▶ Work order: Extract every line below, verbatim.

▶ Available data:

· · ·

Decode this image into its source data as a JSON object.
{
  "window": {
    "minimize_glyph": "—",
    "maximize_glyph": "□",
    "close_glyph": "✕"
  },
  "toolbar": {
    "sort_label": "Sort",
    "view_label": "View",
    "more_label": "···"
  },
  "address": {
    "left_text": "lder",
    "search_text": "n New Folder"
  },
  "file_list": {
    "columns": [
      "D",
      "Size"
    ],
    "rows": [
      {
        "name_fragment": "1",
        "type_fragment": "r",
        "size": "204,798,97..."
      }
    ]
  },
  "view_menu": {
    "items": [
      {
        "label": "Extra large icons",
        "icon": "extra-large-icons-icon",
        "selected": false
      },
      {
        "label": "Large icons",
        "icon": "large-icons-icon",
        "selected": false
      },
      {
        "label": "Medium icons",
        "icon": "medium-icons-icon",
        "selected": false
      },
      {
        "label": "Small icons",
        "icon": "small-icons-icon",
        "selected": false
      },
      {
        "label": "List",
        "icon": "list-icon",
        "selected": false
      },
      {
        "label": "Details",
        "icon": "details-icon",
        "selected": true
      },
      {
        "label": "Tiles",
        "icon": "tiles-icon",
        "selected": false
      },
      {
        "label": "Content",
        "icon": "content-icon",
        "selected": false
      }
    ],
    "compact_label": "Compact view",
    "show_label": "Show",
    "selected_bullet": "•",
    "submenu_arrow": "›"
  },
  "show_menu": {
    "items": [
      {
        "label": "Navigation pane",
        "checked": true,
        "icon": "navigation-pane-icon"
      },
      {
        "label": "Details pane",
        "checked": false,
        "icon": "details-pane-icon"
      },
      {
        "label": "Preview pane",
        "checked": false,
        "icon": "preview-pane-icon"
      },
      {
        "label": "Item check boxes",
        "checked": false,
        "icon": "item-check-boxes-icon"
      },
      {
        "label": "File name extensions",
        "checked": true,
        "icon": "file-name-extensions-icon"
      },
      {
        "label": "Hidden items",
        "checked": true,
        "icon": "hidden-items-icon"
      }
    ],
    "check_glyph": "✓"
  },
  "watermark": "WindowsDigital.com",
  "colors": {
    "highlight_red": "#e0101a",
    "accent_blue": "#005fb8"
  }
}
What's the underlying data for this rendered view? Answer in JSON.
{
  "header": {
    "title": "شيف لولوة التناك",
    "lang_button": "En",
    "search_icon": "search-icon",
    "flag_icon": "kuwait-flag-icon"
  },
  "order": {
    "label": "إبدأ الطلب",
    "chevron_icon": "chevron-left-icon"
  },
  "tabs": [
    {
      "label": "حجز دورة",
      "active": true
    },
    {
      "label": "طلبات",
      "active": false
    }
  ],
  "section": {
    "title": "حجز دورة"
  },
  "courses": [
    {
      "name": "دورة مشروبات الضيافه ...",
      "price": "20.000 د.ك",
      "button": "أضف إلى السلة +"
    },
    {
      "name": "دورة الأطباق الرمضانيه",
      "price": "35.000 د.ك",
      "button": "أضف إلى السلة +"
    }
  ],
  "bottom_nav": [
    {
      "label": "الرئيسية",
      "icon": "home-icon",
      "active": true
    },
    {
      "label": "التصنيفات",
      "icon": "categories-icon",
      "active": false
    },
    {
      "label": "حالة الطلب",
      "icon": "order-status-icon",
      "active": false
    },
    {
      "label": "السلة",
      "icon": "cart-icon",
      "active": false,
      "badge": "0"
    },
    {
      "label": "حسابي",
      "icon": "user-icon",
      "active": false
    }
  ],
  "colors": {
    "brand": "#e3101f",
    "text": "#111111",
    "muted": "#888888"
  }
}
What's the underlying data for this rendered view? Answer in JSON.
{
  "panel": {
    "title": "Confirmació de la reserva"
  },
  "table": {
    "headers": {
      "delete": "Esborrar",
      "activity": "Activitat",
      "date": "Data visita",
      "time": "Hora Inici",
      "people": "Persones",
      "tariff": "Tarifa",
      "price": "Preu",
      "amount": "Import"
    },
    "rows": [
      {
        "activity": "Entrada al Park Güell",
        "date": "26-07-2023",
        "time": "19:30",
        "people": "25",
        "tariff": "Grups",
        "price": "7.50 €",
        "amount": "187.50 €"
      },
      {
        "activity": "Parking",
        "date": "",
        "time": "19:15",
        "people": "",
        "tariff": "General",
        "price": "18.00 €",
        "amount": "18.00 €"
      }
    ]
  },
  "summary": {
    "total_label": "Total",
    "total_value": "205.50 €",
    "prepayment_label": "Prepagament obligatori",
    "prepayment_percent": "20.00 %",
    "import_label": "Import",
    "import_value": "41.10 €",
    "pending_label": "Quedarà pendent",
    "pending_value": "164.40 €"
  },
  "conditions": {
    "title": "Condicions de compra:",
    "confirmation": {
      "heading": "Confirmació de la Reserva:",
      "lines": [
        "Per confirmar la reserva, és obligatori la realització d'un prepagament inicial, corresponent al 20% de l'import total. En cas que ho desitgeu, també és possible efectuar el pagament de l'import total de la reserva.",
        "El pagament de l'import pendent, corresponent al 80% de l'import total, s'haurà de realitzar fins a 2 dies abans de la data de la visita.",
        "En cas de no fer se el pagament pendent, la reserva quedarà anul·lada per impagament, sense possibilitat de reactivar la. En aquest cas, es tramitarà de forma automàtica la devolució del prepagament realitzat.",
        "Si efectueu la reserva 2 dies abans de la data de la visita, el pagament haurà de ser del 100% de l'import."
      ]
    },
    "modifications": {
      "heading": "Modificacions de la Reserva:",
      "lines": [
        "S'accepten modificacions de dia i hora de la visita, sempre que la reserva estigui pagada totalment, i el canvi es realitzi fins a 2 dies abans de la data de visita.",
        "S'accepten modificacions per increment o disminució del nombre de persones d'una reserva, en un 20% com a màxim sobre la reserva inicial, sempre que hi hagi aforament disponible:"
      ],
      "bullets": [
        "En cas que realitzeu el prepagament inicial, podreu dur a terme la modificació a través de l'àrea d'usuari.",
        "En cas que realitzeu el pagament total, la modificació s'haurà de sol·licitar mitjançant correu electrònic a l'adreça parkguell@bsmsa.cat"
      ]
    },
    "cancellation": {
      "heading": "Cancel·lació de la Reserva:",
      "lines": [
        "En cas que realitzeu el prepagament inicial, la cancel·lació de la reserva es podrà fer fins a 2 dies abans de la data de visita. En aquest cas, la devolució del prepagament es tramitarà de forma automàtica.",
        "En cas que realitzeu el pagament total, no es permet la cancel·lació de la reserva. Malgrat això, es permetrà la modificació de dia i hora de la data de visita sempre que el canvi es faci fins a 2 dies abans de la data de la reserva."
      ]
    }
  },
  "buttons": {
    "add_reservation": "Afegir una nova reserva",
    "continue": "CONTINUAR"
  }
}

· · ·

▶ Answer section:
Decode this image into its source data as a JSON object.
{
  "window": {
    "minimize_glyph": "—",
    "maximize_glyph": "□",
    "close_glyph": "✕"
  },
  "toolbar": {
    "sort_label": "Sort",
    "view_label": "View",
    "more_label": "···"
  },
  "address": {
    "left_text": "lder",
    "search_text": "n New Folder"
  },
  "file_list": {
    "columns": [
      "D",
      "Size"
    ],
    "rows": [
      {
        "name_fragment": "1",
        "type_fragment": "r",
        "size": "204,798,97..."
      }
    ]
  },
  "view_menu": {
    "items": [
      {
        "label": "Extra large icons",
        "icon": "extra-large-icons-icon",
        "selected": false
      },
      {
        "label": "Large icons",
        "icon": "large-icons-icon",
        "selected": false
      },
      {
        "label": "Medium icons",
        "icon": "medium-icons-icon",
        "selected": false
      },
      {
        "label": "Small icons",
        "icon": "small-icons-icon",
        "selected": false
      },
      {
        "label": "List",
        "icon": "list-icon",
        "selected": false
      },
      {
        "label": "Details",
        "icon": "details-icon",
        "selected": true
      },
      {
        "label": "Tiles",
        "icon": "tiles-icon",
        "selected": false
      },
      {
        "label": "Content",
        "icon": "content-icon",
        "selected": false
      }
    ],
    "compact_label": "Compact view",
    "show_label": "Show",
    "selected_bullet": "•",
    "submenu_arrow": "›"
  },
  "show_menu": {
    "items": [
      {
        "label": "Navigation pane",
        "checked": true,
        "icon": "navigation-pane-icon"
      },
      {
        "label": "Details pane",
        "checked": false,
        "icon": "details-pane-icon"
      },
      {
        "label": "Preview pane",
        "checked": false,
        "icon": "preview-pane-icon"
      },
      {
        "label": "Item check boxes",
        "checked": false,
        "icon": "item-check-boxes-icon"
      },
      {
        "label": "File name extensions",
        "checked": true,
        "icon": "file-name-extensions-icon"
      },
      {
        "label": "Hidden items",
        "checked": true,
        "icon": "hidden-items-icon"
      }
    ],
    "check_glyph": "✓"
  },
  "watermark": "WindowsDigital.com",
  "colors": {
    "highlight_red": "#e0101a",
    "accent_blue": "#005fb8"
  }
}
What's the underlying data for this rendered view? Answer in JSON.
{
  "header": {
    "title": "شيف لولوة التناك",
    "lang_button": "En",
    "search_icon": "search-icon",
    "flag_icon": "kuwait-flag-icon"
  },
  "order": {
    "label": "إبدأ الطلب",
    "chevron_icon": "chevron-left-icon"
  },
  "tabs": [
    {
      "label": "حجز دورة",
      "active": true
    },
    {
      "label": "طلبات",
      "active": false
    }
  ],
  "section": {
    "title": "حجز دورة"
  },
  "courses": [
    {
      "name": "دورة مشروبات الضيافه ...",
      "price": "20.000 د.ك",
      "button": "أضف إلى السلة +"
    },
    {
      "name": "دورة الأطباق الرمضانيه",
      "price": "35.000 د.ك",
      "button": "أضف إلى السلة +"
    }
  ],
  "bottom_nav": [
    {
      "label": "الرئيسية",
      "icon": "home-icon",
      "active": true
    },
    {
      "label": "التصنيفات",
      "icon": "categories-icon",
      "active": false
    },
    {
      "label": "حالة الطلب",
      "icon": "order-status-icon",
      "active": false
    },
    {
      "label": "السلة",
      "icon": "cart-icon",
      "active": false,
      "badge": "0"
    },
    {
      "label": "حسابي",
      "icon": "user-icon",
      "active": false
    }
  ],
  "colors": {
    "brand": "#e3101f",
    "text": "#111111",
    "muted": "#888888"
  }
}
What's the underlying data for this rendered view? Answer in JSON.
{
  "panel": {
    "title": "Confirmació de la reserva"
  },
  "table": {
    "headers": {
      "delete": "Esborrar",
      "activity": "Activitat",
      "date": "Data visita",
      "time": "Hora Inici",
      "people": "Persones",
      "tariff": "Tarifa",
      "price": "Preu",
      "amount": "Import"
    },
    "rows": [
      {
        "activity": "Entrada al Park Güell",
        "date": "26-07-2023",
        "time": "19:30",
        "people": "25",
        "tariff": "Grups",
        "price": "7.50 €",
        "amount": "187.50 €"
      },
      {
        "activity": "Parking",
        "date": "",
        "time": "19:15",
        "people": "",
        "tariff": "General",
        "price": "18.00 €",
        "amount": "18.00 €"
      }
    ]
  },
  "summary": {
    "total_label": "Total",
    "total_value": "205.50 €",
    "prepayment_label": "Prepagament obligatori",
    "prepayment_percent": "20.00 %",
    "import_label": "Import",
    "import_value": "41.10 €",
    "pending_label": "Quedarà pendent",
    "pending_value": "164.40 €"
  },
  "conditions": {
    "title": "Condicions de compra:",
    "confirmation": {
      "heading": "Confirmació de la Reserva:",
      "lines": [
        "Per confirmar la reserva, és obligatori la realització d'un prepagament inicial, corresponent al 20% de l'import total. En cas que ho desitgeu, també és possible efectuar el pagament de l'import total de la reserva.",
        "El pagament de l'import pendent, corresponent al 80% de l'import total, s'haurà de realitzar fins a 2 dies abans de la data de la visita.",
        "En cas de no fer se el pagament pendent, la reserva quedarà anul·lada per impagament, sense possibilitat de reactivar la. En aquest cas, es tramitarà de forma automàtica la devolució del prepagament realitzat.",
        "Si efectueu la reserva 2 dies abans de la data de la visita, el pagament haurà de ser del 100% de l'import."
      ]
    },
    "modifications": {
      "heading": "Modificacions de la Reserva:",
      "lines": [
        "S'accepten modificacions de dia i hora de la visita, sempre que la reserva estigui pagada totalment, i el canvi es realitzi fins a 2 dies abans de la data de visita.",
        "S'accepten modificacions per increment o disminució del nombre de persones d'una reserva, en un 20% com a màxim sobre la reserva inicial, sempre que hi hagi aforament disponible:"
      ],
      "bullets": [
        "En cas que realitzeu el prepagament inicial, podreu dur a terme la modificació a través de l'àrea d'usuari.",
        "En cas que realitzeu el pagament total, la modificació s'haurà de sol·licitar mitjançant correu electrònic a l'adreça parkguell@bsmsa.cat"
      ]
    },
    "cancellation": {
      "heading": "Cancel·lació de la Reserva:",
      "lines": [
        "En cas que realitzeu el prepagament inicial, la cancel·lació de la reserva es podrà fer fins a 2 dies abans de la data de visita. En aquest cas, la devolució del prepagament es tramitarà de forma automàtica.",
        "En cas que realitzeu el pagament total, no es permet la cancel·lació de la reserva. Malgrat això, es permetrà la modificació de dia i hora de la data de visita sempre que el canvi es faci fins a 2 dies abans de la data de la reserva."
      ]
    }
  },
  "buttons": {
    "add_reservation": "Afegir una nova reserva",
    "continue": "CONTINUAR"
  }
}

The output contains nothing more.